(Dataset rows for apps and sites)
#####

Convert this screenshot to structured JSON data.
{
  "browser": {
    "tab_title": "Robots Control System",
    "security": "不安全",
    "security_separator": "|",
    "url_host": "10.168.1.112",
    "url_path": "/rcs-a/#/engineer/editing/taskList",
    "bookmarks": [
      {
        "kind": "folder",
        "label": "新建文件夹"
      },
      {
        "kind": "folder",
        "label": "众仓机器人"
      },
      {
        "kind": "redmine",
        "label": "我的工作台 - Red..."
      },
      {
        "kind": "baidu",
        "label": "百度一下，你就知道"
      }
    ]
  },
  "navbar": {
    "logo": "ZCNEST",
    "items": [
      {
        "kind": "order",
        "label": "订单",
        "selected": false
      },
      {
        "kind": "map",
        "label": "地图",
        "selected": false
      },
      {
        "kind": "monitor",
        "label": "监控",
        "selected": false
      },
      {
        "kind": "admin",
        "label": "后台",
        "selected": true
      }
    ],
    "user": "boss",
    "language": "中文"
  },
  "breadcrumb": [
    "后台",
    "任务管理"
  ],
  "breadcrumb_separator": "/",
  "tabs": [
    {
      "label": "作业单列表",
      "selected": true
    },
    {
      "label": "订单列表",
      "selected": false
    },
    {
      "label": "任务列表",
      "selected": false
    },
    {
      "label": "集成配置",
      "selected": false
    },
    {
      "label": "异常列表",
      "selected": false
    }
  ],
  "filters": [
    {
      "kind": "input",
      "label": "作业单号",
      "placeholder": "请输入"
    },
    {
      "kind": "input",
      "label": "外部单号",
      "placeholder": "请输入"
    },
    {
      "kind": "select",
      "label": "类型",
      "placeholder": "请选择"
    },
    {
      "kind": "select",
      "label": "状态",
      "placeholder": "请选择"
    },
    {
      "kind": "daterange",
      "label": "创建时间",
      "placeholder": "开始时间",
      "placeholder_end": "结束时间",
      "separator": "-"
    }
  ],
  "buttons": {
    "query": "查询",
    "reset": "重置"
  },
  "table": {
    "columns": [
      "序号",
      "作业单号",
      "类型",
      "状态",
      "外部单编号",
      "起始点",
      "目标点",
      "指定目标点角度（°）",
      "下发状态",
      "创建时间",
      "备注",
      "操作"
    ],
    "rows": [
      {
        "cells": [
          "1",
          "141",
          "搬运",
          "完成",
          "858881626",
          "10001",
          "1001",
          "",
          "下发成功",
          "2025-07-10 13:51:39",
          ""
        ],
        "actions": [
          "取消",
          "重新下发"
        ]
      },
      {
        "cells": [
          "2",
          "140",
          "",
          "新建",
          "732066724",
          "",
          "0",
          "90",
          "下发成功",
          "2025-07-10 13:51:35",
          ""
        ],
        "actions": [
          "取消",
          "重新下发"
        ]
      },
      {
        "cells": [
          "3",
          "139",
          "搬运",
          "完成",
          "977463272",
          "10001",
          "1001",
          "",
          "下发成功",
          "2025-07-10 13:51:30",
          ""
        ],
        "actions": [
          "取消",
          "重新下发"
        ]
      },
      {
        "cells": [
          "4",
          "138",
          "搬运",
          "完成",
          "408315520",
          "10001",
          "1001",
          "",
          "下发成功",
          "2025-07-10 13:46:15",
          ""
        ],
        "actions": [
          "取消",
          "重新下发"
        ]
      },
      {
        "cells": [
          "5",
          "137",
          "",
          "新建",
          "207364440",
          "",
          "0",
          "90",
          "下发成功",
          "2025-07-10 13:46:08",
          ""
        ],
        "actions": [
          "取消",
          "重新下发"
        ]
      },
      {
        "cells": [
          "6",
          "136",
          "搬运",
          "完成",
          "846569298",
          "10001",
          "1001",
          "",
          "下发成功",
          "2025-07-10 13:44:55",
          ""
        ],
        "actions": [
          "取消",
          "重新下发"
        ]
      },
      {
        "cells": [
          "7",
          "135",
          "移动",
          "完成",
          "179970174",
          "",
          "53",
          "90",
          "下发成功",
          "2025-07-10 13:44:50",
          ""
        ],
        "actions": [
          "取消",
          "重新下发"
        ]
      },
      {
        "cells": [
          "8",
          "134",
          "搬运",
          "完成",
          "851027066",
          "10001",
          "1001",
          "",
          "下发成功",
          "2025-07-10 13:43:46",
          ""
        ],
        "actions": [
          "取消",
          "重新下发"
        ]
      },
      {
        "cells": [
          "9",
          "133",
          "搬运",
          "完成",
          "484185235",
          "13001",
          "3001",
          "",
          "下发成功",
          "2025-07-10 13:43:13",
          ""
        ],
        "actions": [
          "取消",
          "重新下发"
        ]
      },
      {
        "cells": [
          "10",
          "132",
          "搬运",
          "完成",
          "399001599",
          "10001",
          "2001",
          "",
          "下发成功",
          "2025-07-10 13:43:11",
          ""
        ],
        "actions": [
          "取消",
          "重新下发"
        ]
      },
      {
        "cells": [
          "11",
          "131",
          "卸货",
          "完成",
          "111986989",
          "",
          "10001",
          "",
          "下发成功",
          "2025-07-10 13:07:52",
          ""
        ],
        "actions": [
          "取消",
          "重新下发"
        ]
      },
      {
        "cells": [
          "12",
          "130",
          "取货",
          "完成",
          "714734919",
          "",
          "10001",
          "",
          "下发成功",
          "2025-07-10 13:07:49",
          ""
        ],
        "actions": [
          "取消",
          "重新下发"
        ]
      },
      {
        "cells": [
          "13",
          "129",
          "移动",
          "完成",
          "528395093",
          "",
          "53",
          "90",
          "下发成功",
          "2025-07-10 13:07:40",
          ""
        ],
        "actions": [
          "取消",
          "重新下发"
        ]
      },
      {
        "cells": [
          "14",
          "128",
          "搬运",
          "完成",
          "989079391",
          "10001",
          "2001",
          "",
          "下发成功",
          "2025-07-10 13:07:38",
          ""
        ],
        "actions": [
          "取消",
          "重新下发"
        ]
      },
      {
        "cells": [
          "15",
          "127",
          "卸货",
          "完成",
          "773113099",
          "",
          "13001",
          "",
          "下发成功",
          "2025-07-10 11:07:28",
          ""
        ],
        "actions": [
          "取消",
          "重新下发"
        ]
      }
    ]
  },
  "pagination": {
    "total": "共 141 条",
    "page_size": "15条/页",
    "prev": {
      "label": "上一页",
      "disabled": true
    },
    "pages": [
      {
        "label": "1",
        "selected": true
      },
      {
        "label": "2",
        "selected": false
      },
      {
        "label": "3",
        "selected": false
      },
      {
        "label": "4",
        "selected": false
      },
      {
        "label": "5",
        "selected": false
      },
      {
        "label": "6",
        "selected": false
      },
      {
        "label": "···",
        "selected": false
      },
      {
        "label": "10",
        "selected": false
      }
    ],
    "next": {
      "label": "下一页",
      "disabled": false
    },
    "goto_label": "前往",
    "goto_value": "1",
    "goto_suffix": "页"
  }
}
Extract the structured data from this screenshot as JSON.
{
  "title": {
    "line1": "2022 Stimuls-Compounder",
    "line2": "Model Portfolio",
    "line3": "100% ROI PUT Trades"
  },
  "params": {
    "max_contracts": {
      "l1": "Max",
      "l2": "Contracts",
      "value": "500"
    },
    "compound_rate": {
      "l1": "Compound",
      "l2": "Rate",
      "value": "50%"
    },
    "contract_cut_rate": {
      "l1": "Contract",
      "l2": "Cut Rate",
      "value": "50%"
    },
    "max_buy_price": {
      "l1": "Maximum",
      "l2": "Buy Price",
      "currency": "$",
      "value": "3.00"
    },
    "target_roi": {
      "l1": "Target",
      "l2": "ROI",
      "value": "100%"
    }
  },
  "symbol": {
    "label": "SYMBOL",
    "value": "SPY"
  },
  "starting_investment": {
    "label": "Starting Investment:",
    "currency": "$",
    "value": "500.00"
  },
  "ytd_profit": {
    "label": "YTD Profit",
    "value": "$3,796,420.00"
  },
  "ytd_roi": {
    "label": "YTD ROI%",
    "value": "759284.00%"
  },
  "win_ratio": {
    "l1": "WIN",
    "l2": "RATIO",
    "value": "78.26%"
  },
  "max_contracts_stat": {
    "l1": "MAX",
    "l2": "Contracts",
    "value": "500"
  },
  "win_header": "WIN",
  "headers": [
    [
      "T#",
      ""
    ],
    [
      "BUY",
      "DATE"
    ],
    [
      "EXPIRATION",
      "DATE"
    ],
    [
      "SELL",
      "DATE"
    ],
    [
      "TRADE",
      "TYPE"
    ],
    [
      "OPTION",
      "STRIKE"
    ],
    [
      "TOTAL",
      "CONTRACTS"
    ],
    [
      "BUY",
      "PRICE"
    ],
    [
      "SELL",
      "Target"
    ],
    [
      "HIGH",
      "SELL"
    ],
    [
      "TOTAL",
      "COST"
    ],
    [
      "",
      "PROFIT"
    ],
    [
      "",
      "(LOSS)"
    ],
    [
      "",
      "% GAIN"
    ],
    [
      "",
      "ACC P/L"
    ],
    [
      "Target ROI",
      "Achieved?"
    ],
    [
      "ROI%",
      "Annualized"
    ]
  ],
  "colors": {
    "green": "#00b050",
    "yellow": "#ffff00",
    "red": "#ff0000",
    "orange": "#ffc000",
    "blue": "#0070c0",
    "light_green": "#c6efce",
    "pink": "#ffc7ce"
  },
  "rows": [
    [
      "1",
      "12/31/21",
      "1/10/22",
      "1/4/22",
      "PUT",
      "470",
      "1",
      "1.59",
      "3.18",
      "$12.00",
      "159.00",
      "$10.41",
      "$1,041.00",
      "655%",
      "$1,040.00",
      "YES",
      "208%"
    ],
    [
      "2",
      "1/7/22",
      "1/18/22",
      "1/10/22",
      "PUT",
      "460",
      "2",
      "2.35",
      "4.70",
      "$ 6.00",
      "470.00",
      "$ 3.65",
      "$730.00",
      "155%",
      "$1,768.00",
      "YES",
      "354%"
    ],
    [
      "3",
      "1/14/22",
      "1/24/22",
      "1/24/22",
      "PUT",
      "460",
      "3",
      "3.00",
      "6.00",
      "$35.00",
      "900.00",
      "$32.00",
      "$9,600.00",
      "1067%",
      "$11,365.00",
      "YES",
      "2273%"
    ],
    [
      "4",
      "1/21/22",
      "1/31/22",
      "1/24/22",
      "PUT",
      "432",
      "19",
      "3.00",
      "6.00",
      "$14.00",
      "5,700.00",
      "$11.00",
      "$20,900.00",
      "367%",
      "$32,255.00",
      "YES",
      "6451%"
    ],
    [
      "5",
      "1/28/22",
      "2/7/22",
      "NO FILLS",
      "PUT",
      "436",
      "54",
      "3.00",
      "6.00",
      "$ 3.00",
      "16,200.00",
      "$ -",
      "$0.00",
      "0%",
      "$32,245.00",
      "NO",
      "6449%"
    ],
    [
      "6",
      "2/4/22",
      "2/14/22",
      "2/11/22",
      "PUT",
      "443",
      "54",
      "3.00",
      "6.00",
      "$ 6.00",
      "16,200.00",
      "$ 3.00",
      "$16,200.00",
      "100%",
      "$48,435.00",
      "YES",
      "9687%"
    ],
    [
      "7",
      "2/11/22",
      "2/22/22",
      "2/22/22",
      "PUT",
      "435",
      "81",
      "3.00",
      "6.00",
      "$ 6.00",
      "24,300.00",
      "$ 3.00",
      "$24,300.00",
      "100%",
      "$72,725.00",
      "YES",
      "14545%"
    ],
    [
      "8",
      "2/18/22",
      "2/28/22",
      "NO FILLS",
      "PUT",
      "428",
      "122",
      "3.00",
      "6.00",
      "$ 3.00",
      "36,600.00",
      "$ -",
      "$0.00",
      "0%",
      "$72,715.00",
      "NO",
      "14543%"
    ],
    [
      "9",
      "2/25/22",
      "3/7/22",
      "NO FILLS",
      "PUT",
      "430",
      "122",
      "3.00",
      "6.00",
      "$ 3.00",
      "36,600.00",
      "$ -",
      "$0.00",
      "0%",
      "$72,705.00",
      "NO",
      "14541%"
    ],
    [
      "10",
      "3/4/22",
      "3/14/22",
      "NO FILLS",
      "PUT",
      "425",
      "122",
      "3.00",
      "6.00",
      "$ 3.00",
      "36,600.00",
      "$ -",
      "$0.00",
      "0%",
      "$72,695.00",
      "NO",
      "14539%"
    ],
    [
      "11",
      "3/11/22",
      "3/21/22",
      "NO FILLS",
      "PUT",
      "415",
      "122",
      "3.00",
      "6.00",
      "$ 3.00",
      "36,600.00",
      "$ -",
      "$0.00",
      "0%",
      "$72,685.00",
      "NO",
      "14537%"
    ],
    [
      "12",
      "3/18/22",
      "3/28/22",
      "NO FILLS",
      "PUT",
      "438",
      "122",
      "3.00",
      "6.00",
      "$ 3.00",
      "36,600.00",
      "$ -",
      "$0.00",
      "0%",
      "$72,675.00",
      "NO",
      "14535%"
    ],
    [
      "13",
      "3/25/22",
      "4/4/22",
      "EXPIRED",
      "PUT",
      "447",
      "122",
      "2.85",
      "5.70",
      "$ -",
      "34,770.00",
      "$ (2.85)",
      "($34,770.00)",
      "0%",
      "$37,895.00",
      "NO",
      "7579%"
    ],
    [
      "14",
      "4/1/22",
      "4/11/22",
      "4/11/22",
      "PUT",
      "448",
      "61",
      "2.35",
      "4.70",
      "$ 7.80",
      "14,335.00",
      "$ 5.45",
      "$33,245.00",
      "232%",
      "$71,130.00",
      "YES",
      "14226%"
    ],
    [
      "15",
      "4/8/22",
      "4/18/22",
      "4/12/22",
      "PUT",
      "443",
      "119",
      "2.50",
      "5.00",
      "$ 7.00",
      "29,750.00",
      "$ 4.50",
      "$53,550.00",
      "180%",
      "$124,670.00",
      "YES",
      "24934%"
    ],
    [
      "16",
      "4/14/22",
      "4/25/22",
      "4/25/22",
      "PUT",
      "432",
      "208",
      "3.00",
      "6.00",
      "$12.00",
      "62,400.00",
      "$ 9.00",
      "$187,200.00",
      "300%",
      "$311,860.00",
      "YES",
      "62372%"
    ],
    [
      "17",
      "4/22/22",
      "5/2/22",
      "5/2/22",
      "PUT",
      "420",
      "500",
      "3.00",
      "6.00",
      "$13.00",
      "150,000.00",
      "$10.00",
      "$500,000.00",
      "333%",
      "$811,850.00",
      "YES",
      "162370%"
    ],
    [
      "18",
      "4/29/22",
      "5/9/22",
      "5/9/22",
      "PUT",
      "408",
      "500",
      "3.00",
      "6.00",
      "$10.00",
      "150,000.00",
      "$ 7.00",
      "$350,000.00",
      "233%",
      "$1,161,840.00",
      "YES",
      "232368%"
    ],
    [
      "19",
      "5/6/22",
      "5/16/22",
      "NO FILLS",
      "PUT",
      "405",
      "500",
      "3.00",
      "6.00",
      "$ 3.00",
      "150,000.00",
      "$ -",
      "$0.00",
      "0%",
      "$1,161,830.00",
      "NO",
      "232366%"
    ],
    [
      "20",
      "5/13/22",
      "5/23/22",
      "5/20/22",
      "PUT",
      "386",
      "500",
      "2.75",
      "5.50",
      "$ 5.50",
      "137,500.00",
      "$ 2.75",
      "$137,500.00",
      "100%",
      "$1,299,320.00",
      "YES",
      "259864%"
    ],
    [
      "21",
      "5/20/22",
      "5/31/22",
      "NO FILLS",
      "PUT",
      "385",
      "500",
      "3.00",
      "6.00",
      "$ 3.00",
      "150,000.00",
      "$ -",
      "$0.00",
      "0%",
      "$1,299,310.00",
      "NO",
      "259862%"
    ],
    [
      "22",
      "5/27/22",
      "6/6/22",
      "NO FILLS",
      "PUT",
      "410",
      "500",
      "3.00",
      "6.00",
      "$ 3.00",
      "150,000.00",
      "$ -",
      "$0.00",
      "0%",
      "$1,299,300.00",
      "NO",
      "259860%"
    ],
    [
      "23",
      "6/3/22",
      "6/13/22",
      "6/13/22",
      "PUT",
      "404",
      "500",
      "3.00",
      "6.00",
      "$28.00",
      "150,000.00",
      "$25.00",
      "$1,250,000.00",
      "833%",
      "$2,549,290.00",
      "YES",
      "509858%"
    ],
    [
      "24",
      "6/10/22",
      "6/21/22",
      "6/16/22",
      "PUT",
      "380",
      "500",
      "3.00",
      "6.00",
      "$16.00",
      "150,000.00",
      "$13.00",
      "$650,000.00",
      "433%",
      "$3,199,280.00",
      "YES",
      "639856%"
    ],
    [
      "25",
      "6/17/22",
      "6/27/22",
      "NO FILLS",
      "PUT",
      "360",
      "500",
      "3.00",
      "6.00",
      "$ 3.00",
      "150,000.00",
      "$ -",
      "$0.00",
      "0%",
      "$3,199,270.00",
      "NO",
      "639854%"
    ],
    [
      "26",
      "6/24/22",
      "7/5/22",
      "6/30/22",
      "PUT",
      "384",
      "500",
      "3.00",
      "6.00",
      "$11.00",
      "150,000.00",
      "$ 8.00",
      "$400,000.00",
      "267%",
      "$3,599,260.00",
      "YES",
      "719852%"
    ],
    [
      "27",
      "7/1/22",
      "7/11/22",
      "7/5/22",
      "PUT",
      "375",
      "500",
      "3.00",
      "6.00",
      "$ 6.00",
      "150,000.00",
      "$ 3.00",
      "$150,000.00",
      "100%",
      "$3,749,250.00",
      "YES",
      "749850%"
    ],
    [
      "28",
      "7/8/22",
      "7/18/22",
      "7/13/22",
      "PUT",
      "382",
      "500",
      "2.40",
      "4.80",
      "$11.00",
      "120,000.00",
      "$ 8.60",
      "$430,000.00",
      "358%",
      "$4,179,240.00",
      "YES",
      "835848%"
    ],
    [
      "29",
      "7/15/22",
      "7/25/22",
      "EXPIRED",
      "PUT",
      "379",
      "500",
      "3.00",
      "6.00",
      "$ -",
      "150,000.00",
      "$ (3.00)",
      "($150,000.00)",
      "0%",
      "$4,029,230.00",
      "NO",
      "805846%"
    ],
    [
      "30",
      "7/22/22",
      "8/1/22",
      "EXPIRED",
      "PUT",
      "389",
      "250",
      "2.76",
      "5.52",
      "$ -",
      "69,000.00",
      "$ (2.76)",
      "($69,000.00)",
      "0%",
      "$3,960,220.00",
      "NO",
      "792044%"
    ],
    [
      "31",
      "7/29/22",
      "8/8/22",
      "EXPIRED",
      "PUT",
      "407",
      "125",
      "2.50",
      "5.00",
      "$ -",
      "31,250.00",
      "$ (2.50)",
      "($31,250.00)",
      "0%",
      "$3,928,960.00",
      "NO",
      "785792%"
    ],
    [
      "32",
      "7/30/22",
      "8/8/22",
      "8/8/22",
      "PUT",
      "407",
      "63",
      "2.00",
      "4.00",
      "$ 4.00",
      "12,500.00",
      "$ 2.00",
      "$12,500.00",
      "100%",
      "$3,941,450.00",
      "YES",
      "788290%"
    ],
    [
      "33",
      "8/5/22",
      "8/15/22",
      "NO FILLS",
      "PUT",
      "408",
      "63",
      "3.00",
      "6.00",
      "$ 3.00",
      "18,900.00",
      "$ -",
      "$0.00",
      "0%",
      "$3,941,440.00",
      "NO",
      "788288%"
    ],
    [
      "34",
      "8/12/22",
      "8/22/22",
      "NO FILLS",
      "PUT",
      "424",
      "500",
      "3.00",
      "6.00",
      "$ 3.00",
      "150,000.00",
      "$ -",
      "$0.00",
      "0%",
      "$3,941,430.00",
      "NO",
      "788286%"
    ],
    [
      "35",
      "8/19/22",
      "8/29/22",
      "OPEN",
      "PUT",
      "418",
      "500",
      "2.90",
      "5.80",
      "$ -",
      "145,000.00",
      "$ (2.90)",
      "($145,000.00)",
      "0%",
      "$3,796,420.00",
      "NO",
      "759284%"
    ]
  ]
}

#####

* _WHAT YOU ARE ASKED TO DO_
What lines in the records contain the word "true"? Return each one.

* _TASK SOLUTION_
        "selected": true
      "selected": true
      "disabled": true
        "selected": true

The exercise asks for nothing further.